Faculty Advisor(s)

Matthew Somma

Document Type

Course Paper

Publication Date



© 2018 Derek Schwaiger


Background and Purpose: Progressive Multifocal Leukoencephalopathy (PML) is a demyelinating disease affecting patients with compromised immune systems. It attacks the central nervous system through white matter plaques that destroy neurons. Plaques form due to the John Cunningham Virus (JCV). There is no approved JCV treatment and thus, no treatment for PML. The purpose of this case report is to examine the physical therapy interventions administered to a patient with PML to address low back pain and functional mobility deficits. Case Description: The patient chosen was a 51-year-old male referred to outpatient physical therapy services with a medical diagnosis of PML. His referral to outpatient physical therapy was for low back pain, gait and balance deficits, and right-sided hemiparesis. He was independently living at home prior to starting therapy. Orthopedic Manual Physical Therapy (OMPT) was utilized in combination with progressive strength and neuromuscular re-education training over 13 visits spanning 5 weeks, to target the patient’s low back pain and functional mobility deficits. Outcomes: The patient’s low back pain decreased from 7/10 using the visual analog scale (VAS) to 0/10 at discharge. The Timed Up and Go Test (TUG) score remained 35 seconds. Self-reported scores using FOTO improved by 10 points. The patient’s lower extremity (LE) range of Motion (ROM) values also improved. Discussion: The combination of orthopedic manual therapy, strength training, and neuromuscular re-education appears to have decreased the patient’s pain on the VAS and improved his LE ROM. The patient experienced no improvements in functional mobility according to the TUG scores. Testing was limited, however, by the progressive nature of his condition. Further research is indicated for people with this condition to determine if interventions exist that can increase functional mobility.


The case report poster for this paper can be found here:




To view the content in your browser, please download Adobe Reader or, alternately,
you may Download the file to your hard drive.

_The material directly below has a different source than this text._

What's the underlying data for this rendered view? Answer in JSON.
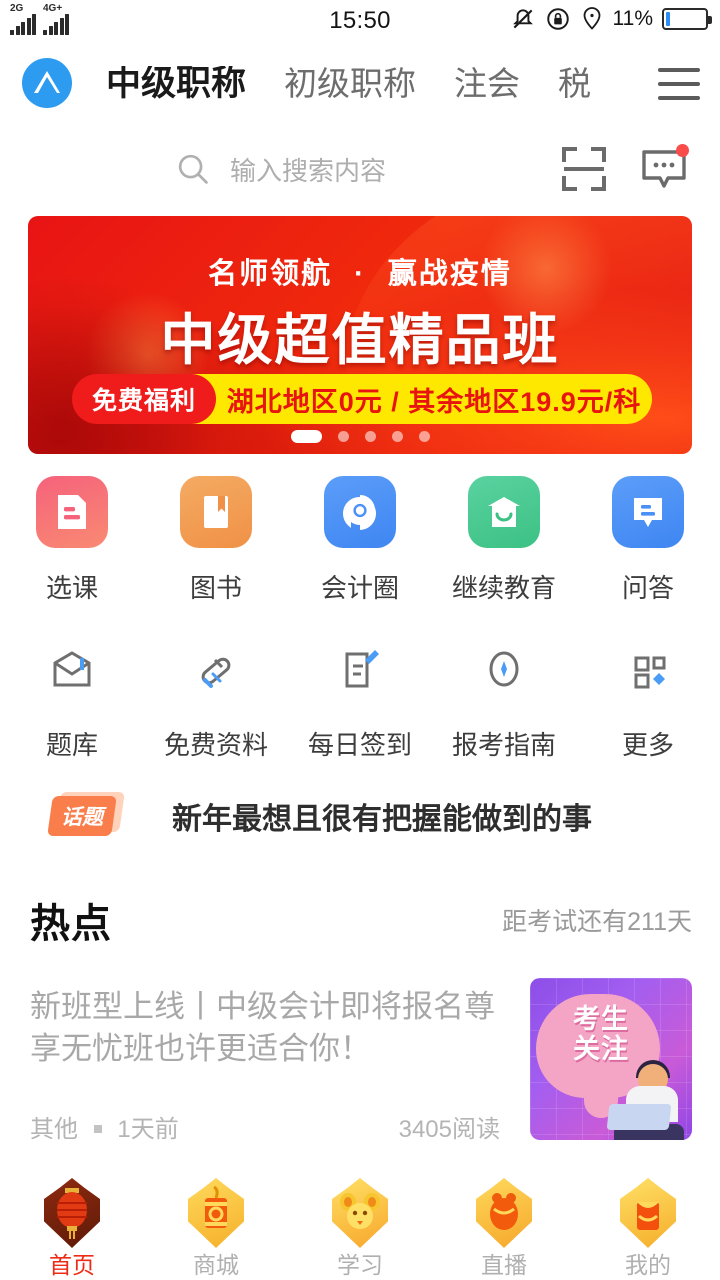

NOTE: The latest versions of Adobe Reader do not support viewing PDF files within Firefox on Mac OS and if you are using a modern (Intel) Mac, there is no official plugin for viewing PDF files within the browser window.